I say I got up the courage to rent “Fahrenheit 9/11” because I’ve always been hesitant to stray from the conservative mold I’ve been brought up in. For many years I considered myself a pretty hard-core evangelical Christian. I thought of life in simple terms; black and white, logical and straightforward. Do this and you get that, believe this and you receive that. Life, however, is anything from straightforward and Christianity certainly does not have to be the way I was interpreting it. But there is social pressure from some to believe a certain political party line because you hold certain spiritual and religious convictions.
I suppose that’s how I came up with the idea that good Christians vote for candidates like Bush almost solely on the basis that he is strictly against abortion, despite the fact that I may disagree with everything else he says and there is almost no political chance to overturn Roe v. Wade.
So I’ve made two decisions. One is to think for myself and vote for whoever I want to based on my complete personal convictions, not just the fact that I happen to be personally pro-life. The second is to stop thinking about the world in objective black and white terms. This is much more difficult. I’m a labeler like the rest of them. I feel the urge to figure people out and categorize them to decide how I feel about them. But if I know I could never be accurately categorized, then it follows that I’m only misjudging and selling people short myself.
October 7, 2004
Well, I discovered my good friend Mary in Chicago had taken up with blogging, and I decided I had to have it to. Actually I was interested in keeping an online diary for the public (ie. my close friends, because why on earth would anyone else want to spend time reading this stuff) but I never really knew how to do it until I found blogger.com because of Mary.
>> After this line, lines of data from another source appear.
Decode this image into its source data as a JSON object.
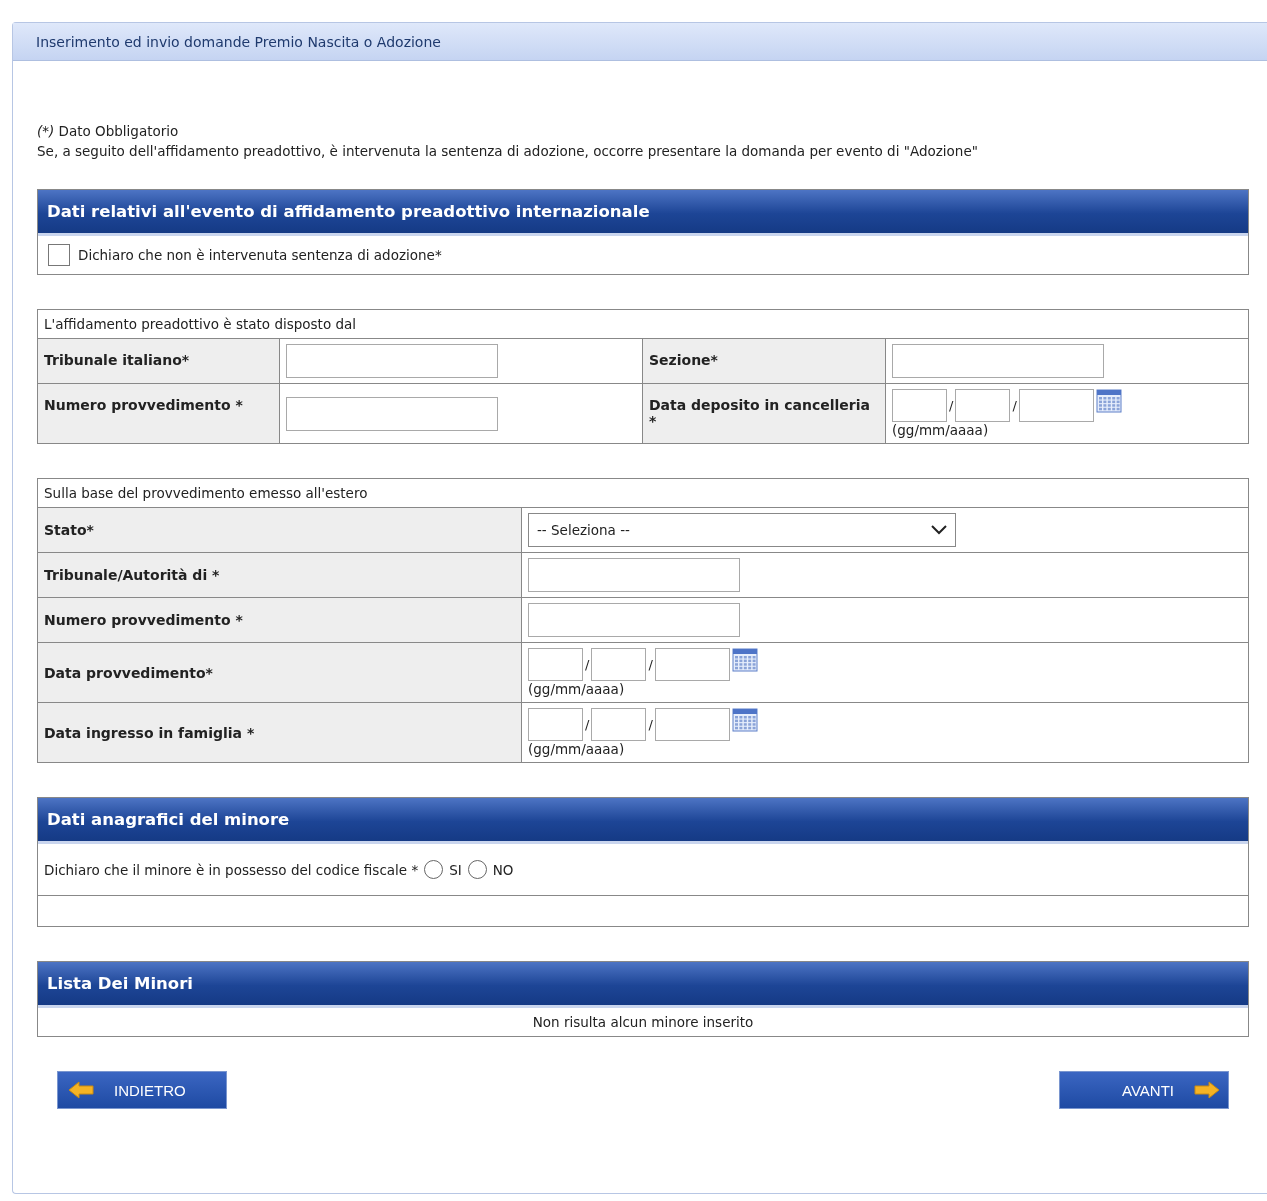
{
  "title": "Inserimento ed invio domande Premio Nascita o Adozione",
  "required_mark": "(*)",
  "required_note": "Dato Obbligatorio",
  "info": "Se, a seguito dell'affidamento preadottivo, è intervenuta la sentenza di adozione, occorre presentare la domanda per evento di \"Adozione\"",
  "event_section": {
    "header": "Dati relativi all'evento di affidamento preadottivo internazionale",
    "checkbox": {
      "label": "Dichiaro che non è intervenuta sentenza di adozione*",
      "checked": false
    }
  },
  "court_box": {
    "caption": "L'affidamento preadottivo è stato disposto dal",
    "fields": [
      {
        "label": "Tribunale italiano*",
        "kind": "text"
      },
      {
        "label": "Sezione*",
        "kind": "text"
      },
      {
        "label": "Numero provvedimento *",
        "kind": "text"
      },
      {
        "label": "Data deposito in cancelleria *",
        "kind": "date",
        "separators": [
          "/",
          "/"
        ],
        "hint": "(gg/mm/aaaa)"
      }
    ]
  },
  "foreign_box": {
    "caption": "Sulla base del provvedimento emesso all'estero",
    "fields": [
      {
        "label": "Stato*",
        "kind": "select",
        "value": "-- Seleziona --"
      },
      {
        "label": "Tribunale/Autorità di *",
        "kind": "text"
      },
      {
        "label": "Numero provvedimento *",
        "kind": "text"
      },
      {
        "label": "Data provvedimento*",
        "kind": "date",
        "separators": [
          "/",
          "/"
        ],
        "hint": "(gg/mm/aaaa)"
      },
      {
        "label": "Data ingresso in famiglia *",
        "kind": "date",
        "separators": [
          "/",
          "/"
        ],
        "hint": "(gg/mm/aaaa)"
      }
    ]
  },
  "minor_section": {
    "header": "Dati anagrafici del minore",
    "question": "Dichiaro che il minore è in possesso del codice fiscale *",
    "options": [
      {
        "label": "SI",
        "selected": false
      },
      {
        "label": "NO",
        "selected": false
      }
    ]
  },
  "list_section": {
    "header": "Lista Dei Minori",
    "empty_text": "Non risulta alcun minore inserito"
  },
  "buttons": [
    {
      "label": "INDIETRO",
      "kind": "back"
    },
    {
      "label": "AVANTI",
      "kind": "next"
    }
  ]
}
Nothing interesting to say now, just trying to design my site like a good former Journalism student would.